It could happen in a heartbeat – a client slips and falls on your property, a hacker figures out how to steal your customers’ data, or any number of other possible hazards – and suddenly your home-based business could be in real trouble if you don’t have the right insurance.
Homeowners insurance doesn’t cover all of the risks associated with doing business from home. There are policies that specifically cover incidents that might come up related to your business.
An insurance agent can help you determine your exact needs. The experts at Long & Foster Insurance recommend that home-based business owners have a commercial insurance policy in place to ensure they are properly covered.
These are among the types of policies an agent might recommend, depending on your business’s situation:
- Business property coverage: It covers property used in business operations.
- Business income coverage: This provides coverage for the loss of income a business suffers after direct damage of the covered property.
- General liability: These are policies for damages that you could become legally obligated to pay due to bodily injury, property damage or personal and advertising injury that occurs on your business’ premises, operations, completed operations and products.
- Electronic data processing: A policy would cover loss of electronic data processing equipment and media that’s owned, leased or used by the homeowner.
- Goods in transit: This covers product that is either owned by the insured or the insured’s customer while it is being transported.
- Valuable papers and records: A policy would cover loss of paper and records which have no duplicates.

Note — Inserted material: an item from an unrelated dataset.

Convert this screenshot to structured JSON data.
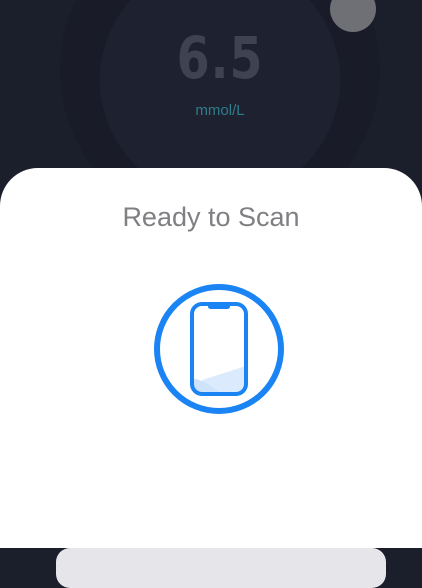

Another type of coverage that is becoming more popular is cyber insurance, covering risks having to do with vulnerabilities that come with being online. One example of that is data breach coverage. If a home-business owner stores payment information, social security numbers, etc., and that data is compromised – depending on what type of policy you have – a policy might cover the cost of mailing notifications to customers that were affected, public relations expenses and credit monitoring services, among many other coverages. It might also cover defense and settlement costs if the business is sued by someone who was impacted by the breach.
The U.S. Small Business Administration offers a free online guide to choosing insurance for your business. A Long & Foster Insurance agent can also help evaluate your needs and select a plan that will keep your business safe and sound.